◆ What the task requires
Reproduce the records below exactly, with nothing altered.

[Records excerpted from a collection]
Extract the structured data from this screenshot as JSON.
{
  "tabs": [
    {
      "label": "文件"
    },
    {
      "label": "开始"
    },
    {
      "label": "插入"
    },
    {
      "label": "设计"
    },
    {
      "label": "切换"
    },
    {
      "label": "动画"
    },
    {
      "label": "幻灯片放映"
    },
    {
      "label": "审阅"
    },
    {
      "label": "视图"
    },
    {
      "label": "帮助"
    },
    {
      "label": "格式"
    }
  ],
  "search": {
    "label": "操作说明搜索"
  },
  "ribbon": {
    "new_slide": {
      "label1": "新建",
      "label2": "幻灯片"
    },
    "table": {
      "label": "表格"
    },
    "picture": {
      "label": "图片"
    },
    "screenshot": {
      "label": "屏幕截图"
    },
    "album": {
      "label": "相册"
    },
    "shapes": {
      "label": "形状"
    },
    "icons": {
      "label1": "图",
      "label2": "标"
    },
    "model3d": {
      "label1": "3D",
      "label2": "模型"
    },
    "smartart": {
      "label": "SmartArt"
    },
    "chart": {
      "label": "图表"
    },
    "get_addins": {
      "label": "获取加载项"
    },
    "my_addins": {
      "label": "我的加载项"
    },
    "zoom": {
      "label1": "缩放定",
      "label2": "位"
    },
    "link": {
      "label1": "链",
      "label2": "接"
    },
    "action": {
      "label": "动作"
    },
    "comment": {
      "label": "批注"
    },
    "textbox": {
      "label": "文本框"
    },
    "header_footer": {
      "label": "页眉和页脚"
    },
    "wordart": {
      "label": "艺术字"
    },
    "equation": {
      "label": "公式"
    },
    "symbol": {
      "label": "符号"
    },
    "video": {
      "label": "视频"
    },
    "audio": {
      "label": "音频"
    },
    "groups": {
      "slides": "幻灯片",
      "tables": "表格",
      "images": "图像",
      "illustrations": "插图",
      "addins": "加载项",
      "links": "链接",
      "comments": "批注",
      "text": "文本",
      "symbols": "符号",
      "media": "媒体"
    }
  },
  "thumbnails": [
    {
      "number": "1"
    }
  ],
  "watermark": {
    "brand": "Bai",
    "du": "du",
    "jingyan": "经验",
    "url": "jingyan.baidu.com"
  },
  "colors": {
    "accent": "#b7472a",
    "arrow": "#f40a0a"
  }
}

◆ Written response
Extract the structured data from this screenshot as JSON.
{
  "tabs": [
    {
      "label": "文件"
    },
    {
      "label": "开始"
    },
    {
      "label": "插入"
    },
    {
      "label": "设计"
    },
    {
      "label": "切换"
    },
    {
      "label": "动画"
    },
    {
      "label": "幻灯片放映"
    },
    {
      "label": "审阅"
    },
    {
      "label": "视图"
    },
    {
      "label": "帮助"
    },
    {
      "label": "格式"
    }
  ],
  "search": {
    "label": "操作说明搜索"
  },
  "ribbon": {
    "new_slide": {
      "label1": "新建",
      "label2": "幻灯片"
    },
    "table": {
      "label": "表格"
    },
    "picture": {
      "label": "图片"
    },
    "screenshot": {
      "label": "屏幕截图"
    },
    "album": {
      "label": "相册"
    },
    "shapes": {
      "label": "形状"
    },
    "icons": {
      "label1": "图",
      "label2": "标"
    },
    "model3d": {
      "label1": "3D",
      "label2": "模型"
    },
    "smartart": {
      "label": "SmartArt"
    },
    "chart": {
      "label": "图表"
    },
    "get_addins": {
      "label": "获取加载项"
    },
    "my_addins": {
      "label": "我的加载项"
    },
    "zoom": {
      "label1": "缩放定",
      "label2": "位"
    },
    "link": {
      "label1": "链",
      "label2": "接"
    },
    "action": {
      "label": "动作"
    },
    "comment": {
      "label": "批注"
    },
    "textbox": {
      "label": "文本框"
    },
    "header_footer": {
      "label": "页眉和页脚"
    },
    "wordart": {
      "label": "艺术字"
    },
    "equation": {
      "label": "公式"
    },
    "symbol": {
      "label": "符号"
    },
    "video": {
      "label": "视频"
    },
    "audio": {
      "label": "音频"
    },
    "groups": {
      "slides": "幻灯片",
      "tables": "表格",
      "images": "图像",
      "illustrations": "插图",
      "addins": "加载项",
      "links": "链接",
      "comments": "批注",
      "text": "文本",
      "symbols": "符号",
      "media": "媒体"
    }
  },
  "thumbnails": [
    {
      "number": "1"
    }
  ],
  "watermark": {
    "brand": "Bai",
    "du": "du",
    "jingyan": "经验",
    "url": "jingyan.baidu.com"
  },
  "colors": {
    "accent": "#b7472a",
    "arrow": "#f40a0a"
  }
}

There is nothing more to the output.